May's Digital Croydon saw the technologists of Croydon Tech City gather at Sussex Innovation Centre. I was there to listen to the three fascinating talks, I'll try to give you a glimpse of some of the great content I heard.
Jay George, Web Designer and co-founder of BrewPixel.com
First up Jay George shared his experience in the dating world and how it helped him build better relationships with his clients.
"Written communication is often very task based. This removes the friendly chit-chat." — Jay George
Jay shared a great tip for starting a relationship:
- Draft up a full email
- Send a quick email just asking for a call
- Have the call
- Send them your drafted email
It sounds like extra effort but the phone call saves time – something Jay learnt the hard way. He was on the receiving end of a negative email, something he re-read over and over again. This led to confirmation bias and the desire to pick up the phone.
There are further complexities in client relationships, and it's better for both of you if you know when to let go: “Do not chase clients. If someone doesn't want to converse with you then the relationship is over.”
Jay concluded that it doesn't matter if the context is dating or business – relationships matter more than ever.
"Clients don't appreciate the finer technical details of your quality. It's quite crushing. They value your relationship more. The video calls worked best. They get to know us and we get to know them." — Jay George
Michele Bertoli, Front End Developer at YPlan
There's a clear frustration implementing CSS at scale, with such challenges as:
- Global Namespace
- Dead Code Elimination
- Sharing Constants
- Non-deterministic Resolution

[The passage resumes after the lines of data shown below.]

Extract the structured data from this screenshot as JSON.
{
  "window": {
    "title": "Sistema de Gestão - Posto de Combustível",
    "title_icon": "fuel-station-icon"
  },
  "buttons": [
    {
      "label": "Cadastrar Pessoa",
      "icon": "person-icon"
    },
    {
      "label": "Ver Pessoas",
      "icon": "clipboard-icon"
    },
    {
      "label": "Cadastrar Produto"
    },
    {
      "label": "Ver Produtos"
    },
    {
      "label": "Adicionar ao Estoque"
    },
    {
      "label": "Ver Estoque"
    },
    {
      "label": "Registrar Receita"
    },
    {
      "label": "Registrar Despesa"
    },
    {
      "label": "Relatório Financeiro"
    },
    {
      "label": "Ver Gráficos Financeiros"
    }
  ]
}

Michele recommended three solutions:
- Aphrodite provides many exciting inline style features
- CSS Modules is a CSS file in which all class names and animations are scoped locally by default. This removes conflicts, creates explicit dependencies and no global scope.
Dave Rogers, Head of Architecture & Security at MOJ Digital & Technology
The final speaker of the night was Dave Rogers: “This is the most complex system I’ve ever worked on”.
Dave took us through the complexities of designing microservices that span boundaries within government.
Government agencies take a complex problem and give it to an external tech company. Customising "off-the-shelf" software leaves them hamstrung.
"[It's like] painting the walls in a flat that you’re renting off your landlord until they boot you out" — Helen Mott, Dave's colleague, on off-the-shelf software
There was a stunned silence, myself included, when we learnt that the UK criminal justice system likely uses 1,000 to 10,000 microservices! Dave's team has concentrated on simplifying the design and architecture of their systems.
Using Sam Newman's Principles of Microservices, he explained they're mostly reads, mostly observational and non transactional. There are clear boundaries and they use distributed data storage.
Microservice design thinking helped Dave's team shift the structure of the government.
"An organisation will inevitably produce a design whose structure is a copy of the organisation's communication structure." — Conway's Law
Dave shared a wonderful insight learned from a visitor booking system for prisons: if visitor rates go up, re-offending rates go down! They targeted existing complexities to improve visitor rates. They ignored the monolith and created a simple booking system. The simple system is now suffocating the monolith.
Would you like to attend the next Digital Croydon event? Are you excited to learn from the tech community in Croydon? Head over to the Digital Croydon event page to sign up!
Over to you
Were you at this event? What did you learn? I'd love to hear your thoughts below.